Study design. After participants had undergone an eligibility assessment (via email and phone) they came to the laboratory for a screening night to exclude sleep disorders besides insomnia. Then subjects completed four visits each, each one comprising two experimental nights with polysomnography (either preceded by a declarative or procedural learning task). In between Visits 1 and 2, and 3 and 4 all patients (patients with insomnia, misperception insomniacs) completed 12 sessions of NFT and PFT. Between Visits 2 and 3, a 3-month washout period was introduced and a final follow-up after 3 months was conducted. The order of NFT and PFT was counterbalanced (half of the patients receiving NFT first, and half of the patients receiving PFT first) and the protocol was kept double-blind until study completion.
© Copyright Policy - cc-by-nc
Related In: Results  -  Collection

License
Show All Figures
getmorefigures.php?uid=PMC5382955&req=5

awx011-F1: Study design. After participants had undergone an eligibility assessment (via email and phone) they came to the laboratory for a screening night to exclude sleep disorders besides insomnia. Then subjects completed four visits each, each one comprising two experimental nights with polysomnography (either preceded by a declarative or procedural learning task). In between Visits 1 and 2, and 3 and 4 all patients (patients with insomnia, misperception insomniacs) completed 12 sessions of NFT and PFT. Between Visits 2 and 3, a 3-month washout period was introduced and a final follow-up after 3 months was conducted. The order of NFT and PFT was counterbalanced (half of the patients receiving NFT first, and half of the patients receiving PFT first) and the protocol was kept double-blind until study completion.
Mentions: Besides these two groups, we also included 31 age- and sex-matched healthy sleep controls (mean age = 35.52, SD = 10.63, 19 females) in the study. Importantly, this group did not undergo NFT or PFT, but only completed ‘Visit 1’ (Fig. 1) to obtain age- and sex-matched standard values for sleep and memory parameters. Insomnia patients were diagnosed according to the research criteria of Edinger et al. (2004) and had been free of medication for at least 2 weeks prior to study onset. Following an eligibility assessment [medical history, Pittsburgh Sleep Quality Index Questionnaire (PSQI), depression and anxiety questionnaires via email and phone] patients attended the lab where they were screened overnight more thoroughly for psychiatric disorders according to DSM-IV (American Psychiatric Association, 1995) using the Structured Clinical Interview for DSM disorders. They also completed additional questionnaires such as intelligence and personality questionnaires.
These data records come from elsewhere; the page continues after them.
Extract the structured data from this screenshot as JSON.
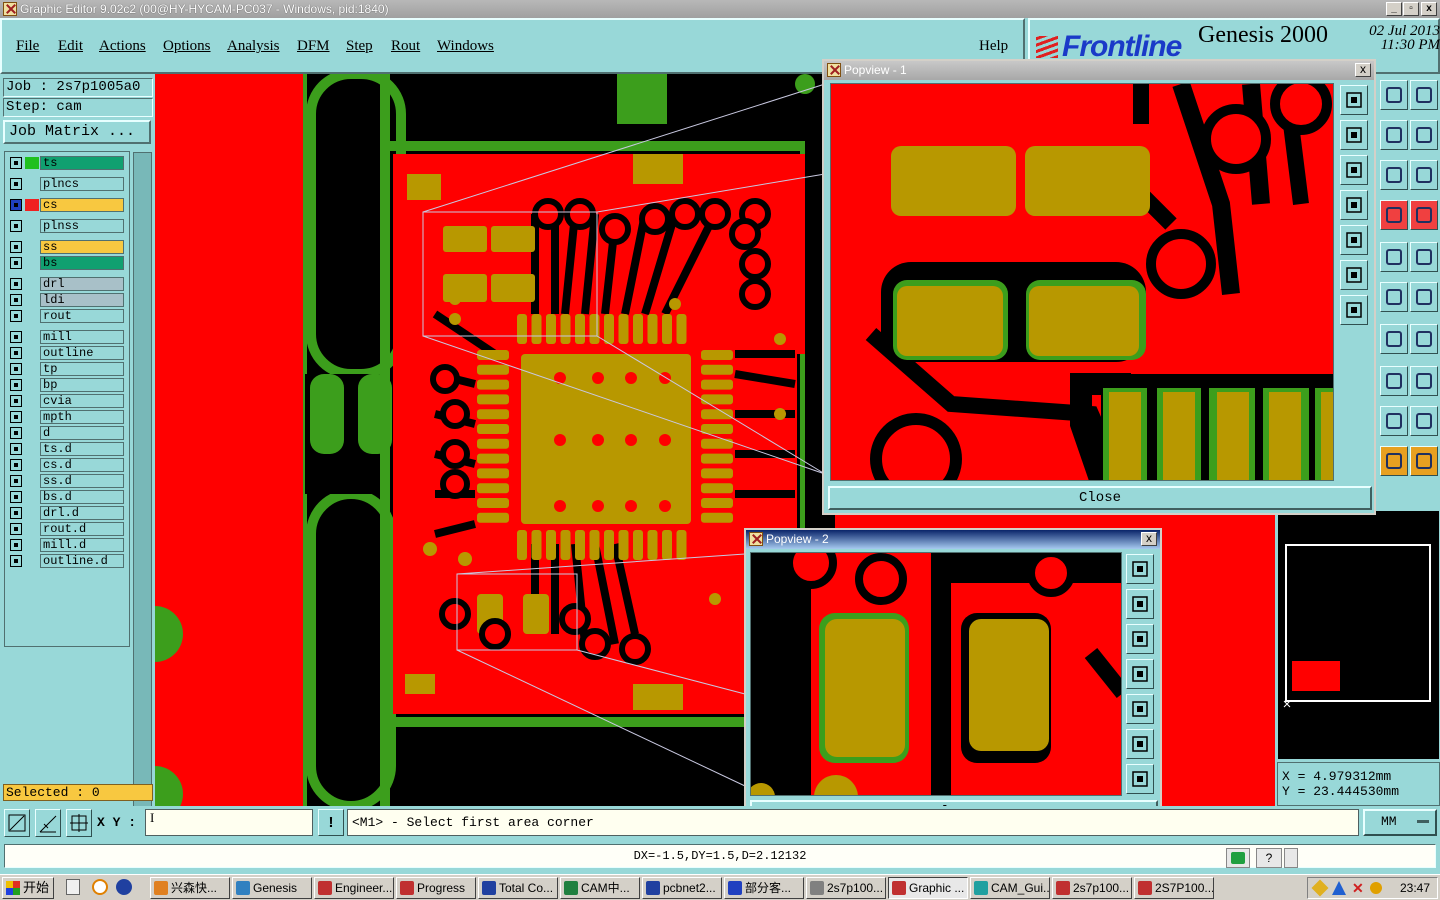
{
  "window": {
    "title": "Graphic Editor 9.02c2 (00@HY-HYCAM-PC037 - Windows, pid:1840)"
  },
  "menu": [
    "File",
    "Edit",
    "Actions",
    "Options",
    "Analysis",
    "DFM",
    "Step",
    "Rout",
    "Windows"
  ],
  "help": "Help",
  "brand": {
    "logo": "Frontline",
    "product": "Genesis 2000",
    "date": "02 Jul 2013",
    "time": "11:30 PM"
  },
  "job": {
    "job": "Job : 2s7p1005a0",
    "step": "Step: cam",
    "matrix_button": "Job Matrix ..."
  },
  "layers": [
    {
      "name": "ts",
      "color": "#10a070",
      "check": "#20c020"
    },
    {
      "name": "plncs",
      "color": "#98d8d8",
      "check": ""
    },
    {
      "name": "cs",
      "color": "#f8c840",
      "check": "#f02020",
      "selected": true
    },
    {
      "name": "plnss",
      "color": "#98d8d8",
      "check": ""
    },
    {
      "name": "ss",
      "color": "#f8c840",
      "check": ""
    },
    {
      "name": "bs",
      "color": "#10a070",
      "check": ""
    },
    {
      "name": "drl",
      "color": "#a8c0c8",
      "check": ""
    },
    {
      "name": "ldi",
      "color": "#a8c0c8",
      "check": ""
    },
    {
      "name": "rout",
      "color": "#98d8d8",
      "check": ""
    },
    {
      "name": "mill",
      "color": "#98d8d8",
      "check": ""
    },
    {
      "name": "outline",
      "color": "#98d8d8",
      "check": ""
    },
    {
      "name": "tp",
      "color": "#98d8d8",
      "check": ""
    },
    {
      "name": "bp",
      "color": "#98d8d8",
      "check": ""
    },
    {
      "name": "cvia",
      "color": "#98d8d8",
      "check": ""
    },
    {
      "name": "mpth",
      "color": "#98d8d8",
      "check": ""
    },
    {
      "name": "d",
      "color": "#98d8d8",
      "check": ""
    },
    {
      "name": "ts.d",
      "color": "#98d8d8",
      "check": ""
    },
    {
      "name": "cs.d",
      "color": "#98d8d8",
      "check": ""
    },
    {
      "name": "ss.d",
      "color": "#98d8d8",
      "check": ""
    },
    {
      "name": "bs.d",
      "color": "#98d8d8",
      "check": ""
    },
    {
      "name": "drl.d",
      "color": "#98d8d8",
      "check": ""
    },
    {
      "name": "rout.d",
      "color": "#98d8d8",
      "check": ""
    },
    {
      "name": "mill.d",
      "color": "#98d8d8",
      "check": ""
    },
    {
      "name": "outline.d",
      "color": "#98d8d8",
      "check": ""
    }
  ],
  "selected": "Selected : 0",
  "popview1": {
    "title": "Popview - 1",
    "close": "Close"
  },
  "popview2": {
    "title": "Popview - 2",
    "close": "Close"
  },
  "coords": {
    "x": "X  =  4.979312mm",
    "y": "Y  = 23.444530mm"
  },
  "cmd": {
    "xy_label": "X Y :",
    "prompt": "<M1> - Select first area corner",
    "units": "MM",
    "bang": "!"
  },
  "status": "DX=-1.5,DY=1.5,D=2.12132",
  "taskbar": {
    "start": "开始",
    "tasks": [
      {
        "label": "兴森快...",
        "icon": "#e08020"
      },
      {
        "label": "Genesis",
        "icon": "#3080c0"
      },
      {
        "label": "Engineer...",
        "icon": "#c03030"
      },
      {
        "label": "Progress",
        "icon": "#c03030"
      },
      {
        "label": "Total Co...",
        "icon": "#2040a0"
      },
      {
        "label": "CAM中...",
        "icon": "#208040"
      },
      {
        "label": "pcbnet2...",
        "icon": "#2040a0"
      },
      {
        "label": "部分客...",
        "icon": "#2040c0"
      },
      {
        "label": "2s7p100...",
        "icon": "#808080"
      },
      {
        "label": "Graphic ...",
        "icon": "#c03030",
        "active": true
      },
      {
        "label": "CAM_Gui...",
        "icon": "#20a0a0"
      },
      {
        "label": "2s7p100...",
        "icon": "#c03030"
      },
      {
        "label": "2S7P100...",
        "icon": "#c03030"
      }
    ],
    "clock": "23:47"
  },
  "colors": {
    "copper": "#ff0000",
    "pad": "#b89800",
    "mask": "#3c9e1c",
    "bg": "#98d8d8"
  }
}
Sleep controls did not have any history of past or current psychiatric disorders, which was verified through clinical interviews and the PSQI questionnaire (PSQI score ≤ 5; Buysse et al., 1989). Additionally, sleep controls could only take part in the study if their sleep efficiency during the screening night was < 1 SD below the average sleep efficiency in age- and sex-matched healthy sleepers (according to a European database: mean = 88.97; SD = 6.7; Anderer et al., 2005). Patients received a remuneration of €500 after study completion (€150 for block 1, and €350 for block 2) whereas the control group received €100. Recruitment was through announcements in local newspapers, radio, flyers at general practitioners’, and via our laboratory homepage.Figure 1

View Article: PubMed Central - PubMed

ABSTRACT

See Thibault et al. (doi:10.1093/awx033) for a scientific commentary on this article.

Neurofeedback has been claimed to have therapeutic efficacy in multiple disorders. In a double-blind, placebo-controlled trial in insomnia, Schabus et al. report that sensorimotor rhythm neurofeedback (12&ndash;15 Hz) neither changes the EEG nor objectively improves sleep. While patients do report subjective improvements, these do not differ from those seen with placebo feedback.

No MeSH data available.


Related in: MedlinePlus